◆ **STUDY MATERIAL**:
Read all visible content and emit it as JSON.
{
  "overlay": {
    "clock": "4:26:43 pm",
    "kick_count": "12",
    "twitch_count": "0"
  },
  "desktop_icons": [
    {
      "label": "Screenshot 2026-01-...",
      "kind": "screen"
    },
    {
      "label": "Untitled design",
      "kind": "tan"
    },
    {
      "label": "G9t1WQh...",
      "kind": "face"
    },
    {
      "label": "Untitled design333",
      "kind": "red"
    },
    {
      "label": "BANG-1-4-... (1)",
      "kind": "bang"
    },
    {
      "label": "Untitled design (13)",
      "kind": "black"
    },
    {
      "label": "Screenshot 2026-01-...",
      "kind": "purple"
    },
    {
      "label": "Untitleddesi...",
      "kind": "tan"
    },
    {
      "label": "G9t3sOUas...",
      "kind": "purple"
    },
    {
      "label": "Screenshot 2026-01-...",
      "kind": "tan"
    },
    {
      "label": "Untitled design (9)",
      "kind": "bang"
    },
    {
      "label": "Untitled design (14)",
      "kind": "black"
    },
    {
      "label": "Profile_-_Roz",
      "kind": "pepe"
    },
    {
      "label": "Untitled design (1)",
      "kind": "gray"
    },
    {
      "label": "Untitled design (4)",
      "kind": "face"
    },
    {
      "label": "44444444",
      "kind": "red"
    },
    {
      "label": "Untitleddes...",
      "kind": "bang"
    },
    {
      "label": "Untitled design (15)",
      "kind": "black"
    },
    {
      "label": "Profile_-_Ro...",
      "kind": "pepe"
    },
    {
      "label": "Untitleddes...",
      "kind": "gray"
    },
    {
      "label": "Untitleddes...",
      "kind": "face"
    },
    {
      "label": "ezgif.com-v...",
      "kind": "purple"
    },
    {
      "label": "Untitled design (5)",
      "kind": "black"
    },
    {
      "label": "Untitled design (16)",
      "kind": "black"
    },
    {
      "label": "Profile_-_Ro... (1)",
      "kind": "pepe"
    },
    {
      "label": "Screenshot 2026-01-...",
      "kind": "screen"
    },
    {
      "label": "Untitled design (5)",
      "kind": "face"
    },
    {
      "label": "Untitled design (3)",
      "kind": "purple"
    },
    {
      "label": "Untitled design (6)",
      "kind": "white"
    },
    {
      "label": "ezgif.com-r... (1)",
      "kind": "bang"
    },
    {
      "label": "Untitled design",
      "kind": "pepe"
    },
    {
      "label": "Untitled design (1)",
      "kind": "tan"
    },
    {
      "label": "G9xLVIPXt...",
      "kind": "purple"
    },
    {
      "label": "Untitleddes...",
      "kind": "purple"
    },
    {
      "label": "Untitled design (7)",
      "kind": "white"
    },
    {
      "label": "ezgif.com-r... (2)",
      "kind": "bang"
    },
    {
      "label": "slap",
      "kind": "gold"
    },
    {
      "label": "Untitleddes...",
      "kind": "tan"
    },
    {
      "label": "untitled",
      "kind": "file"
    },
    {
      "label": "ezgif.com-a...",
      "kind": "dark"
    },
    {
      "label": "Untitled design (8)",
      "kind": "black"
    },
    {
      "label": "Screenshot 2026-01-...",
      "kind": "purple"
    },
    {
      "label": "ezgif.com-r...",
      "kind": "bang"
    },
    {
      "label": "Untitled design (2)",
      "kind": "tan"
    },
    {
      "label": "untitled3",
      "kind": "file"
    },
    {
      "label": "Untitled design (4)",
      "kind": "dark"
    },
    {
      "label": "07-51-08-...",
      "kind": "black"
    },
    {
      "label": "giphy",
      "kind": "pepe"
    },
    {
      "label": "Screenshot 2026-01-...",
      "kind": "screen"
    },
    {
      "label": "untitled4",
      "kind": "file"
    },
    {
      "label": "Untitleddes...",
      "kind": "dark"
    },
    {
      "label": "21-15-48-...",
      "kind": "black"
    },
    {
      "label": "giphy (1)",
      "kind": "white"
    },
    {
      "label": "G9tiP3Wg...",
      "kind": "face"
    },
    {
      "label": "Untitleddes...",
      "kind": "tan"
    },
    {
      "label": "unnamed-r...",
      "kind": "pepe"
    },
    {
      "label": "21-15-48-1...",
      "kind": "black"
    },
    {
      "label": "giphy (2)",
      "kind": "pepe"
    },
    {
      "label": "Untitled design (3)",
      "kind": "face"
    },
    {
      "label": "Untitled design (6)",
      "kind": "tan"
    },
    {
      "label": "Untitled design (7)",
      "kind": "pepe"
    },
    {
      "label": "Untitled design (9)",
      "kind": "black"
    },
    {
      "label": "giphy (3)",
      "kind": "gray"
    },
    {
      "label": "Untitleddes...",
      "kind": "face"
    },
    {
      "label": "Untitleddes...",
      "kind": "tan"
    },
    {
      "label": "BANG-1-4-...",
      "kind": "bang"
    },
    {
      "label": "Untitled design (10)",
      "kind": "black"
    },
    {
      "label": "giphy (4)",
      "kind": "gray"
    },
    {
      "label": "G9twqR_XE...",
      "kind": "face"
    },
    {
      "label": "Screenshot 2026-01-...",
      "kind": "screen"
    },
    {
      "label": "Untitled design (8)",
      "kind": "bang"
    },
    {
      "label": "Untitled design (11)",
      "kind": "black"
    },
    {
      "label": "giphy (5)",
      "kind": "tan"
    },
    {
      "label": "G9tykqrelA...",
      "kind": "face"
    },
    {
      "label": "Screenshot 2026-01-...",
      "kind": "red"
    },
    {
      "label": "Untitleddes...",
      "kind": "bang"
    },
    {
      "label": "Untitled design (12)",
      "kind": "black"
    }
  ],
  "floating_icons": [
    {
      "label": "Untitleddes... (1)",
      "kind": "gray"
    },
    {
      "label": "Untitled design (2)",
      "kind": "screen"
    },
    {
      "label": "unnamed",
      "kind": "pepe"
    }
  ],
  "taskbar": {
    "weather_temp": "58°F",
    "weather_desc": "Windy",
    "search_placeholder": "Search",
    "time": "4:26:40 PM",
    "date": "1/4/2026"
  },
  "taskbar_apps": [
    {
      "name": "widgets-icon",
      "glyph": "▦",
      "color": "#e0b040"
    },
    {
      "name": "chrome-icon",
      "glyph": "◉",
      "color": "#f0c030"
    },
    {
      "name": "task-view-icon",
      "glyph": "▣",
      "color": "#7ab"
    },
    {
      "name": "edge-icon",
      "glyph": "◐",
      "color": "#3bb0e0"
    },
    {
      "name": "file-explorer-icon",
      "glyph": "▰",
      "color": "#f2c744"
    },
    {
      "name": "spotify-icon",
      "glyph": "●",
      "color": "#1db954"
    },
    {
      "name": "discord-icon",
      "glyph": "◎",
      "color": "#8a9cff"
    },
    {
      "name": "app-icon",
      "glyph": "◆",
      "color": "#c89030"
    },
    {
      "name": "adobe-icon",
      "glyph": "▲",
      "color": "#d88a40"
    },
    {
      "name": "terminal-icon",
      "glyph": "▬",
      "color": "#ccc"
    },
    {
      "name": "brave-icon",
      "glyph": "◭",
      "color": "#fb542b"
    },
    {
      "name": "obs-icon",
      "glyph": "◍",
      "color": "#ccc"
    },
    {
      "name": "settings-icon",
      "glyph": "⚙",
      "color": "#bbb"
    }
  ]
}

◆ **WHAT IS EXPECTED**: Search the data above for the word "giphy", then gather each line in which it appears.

◆ **RESULT OF THE EXERCISE**:
      "label": "giphy",
      "label": "giphy (1)",
      "label": "giphy (2)",
      "label": "giphy (3)",
      "label": "giphy (4)",
      "label": "giphy (5)",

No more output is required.